» What you have to do: Lines with "name": pull these out of the listing below.

» Data to use:
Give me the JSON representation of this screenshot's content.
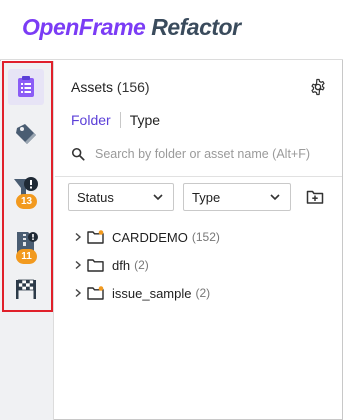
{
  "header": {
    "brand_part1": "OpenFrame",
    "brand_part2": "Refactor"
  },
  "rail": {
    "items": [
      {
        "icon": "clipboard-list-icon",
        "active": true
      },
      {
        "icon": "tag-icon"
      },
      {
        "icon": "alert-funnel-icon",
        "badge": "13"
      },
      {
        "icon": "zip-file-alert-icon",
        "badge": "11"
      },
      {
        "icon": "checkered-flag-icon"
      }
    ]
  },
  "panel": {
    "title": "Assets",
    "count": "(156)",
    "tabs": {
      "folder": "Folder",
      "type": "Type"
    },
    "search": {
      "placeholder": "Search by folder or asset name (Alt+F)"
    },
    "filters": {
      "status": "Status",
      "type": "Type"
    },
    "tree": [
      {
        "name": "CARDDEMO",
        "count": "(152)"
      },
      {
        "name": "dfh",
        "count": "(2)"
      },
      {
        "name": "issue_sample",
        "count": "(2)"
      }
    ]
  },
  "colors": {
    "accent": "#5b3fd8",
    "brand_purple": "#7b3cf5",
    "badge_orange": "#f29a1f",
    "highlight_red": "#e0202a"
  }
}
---
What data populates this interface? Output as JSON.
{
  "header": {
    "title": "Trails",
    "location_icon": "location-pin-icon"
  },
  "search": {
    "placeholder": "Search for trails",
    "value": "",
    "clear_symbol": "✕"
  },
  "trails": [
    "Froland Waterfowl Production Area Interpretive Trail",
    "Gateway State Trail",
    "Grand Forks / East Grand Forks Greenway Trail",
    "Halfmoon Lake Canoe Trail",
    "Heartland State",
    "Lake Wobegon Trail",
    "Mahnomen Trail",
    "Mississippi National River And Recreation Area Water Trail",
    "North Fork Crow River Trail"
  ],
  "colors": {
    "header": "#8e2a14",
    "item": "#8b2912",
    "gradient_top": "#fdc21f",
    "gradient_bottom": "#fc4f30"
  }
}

» Completed task:
      "placeholder": "Search by folder or asset name (Alt+F)"
        "name": "CARDDEMO",
        "name": "dfh",
        "name": "issue_sample",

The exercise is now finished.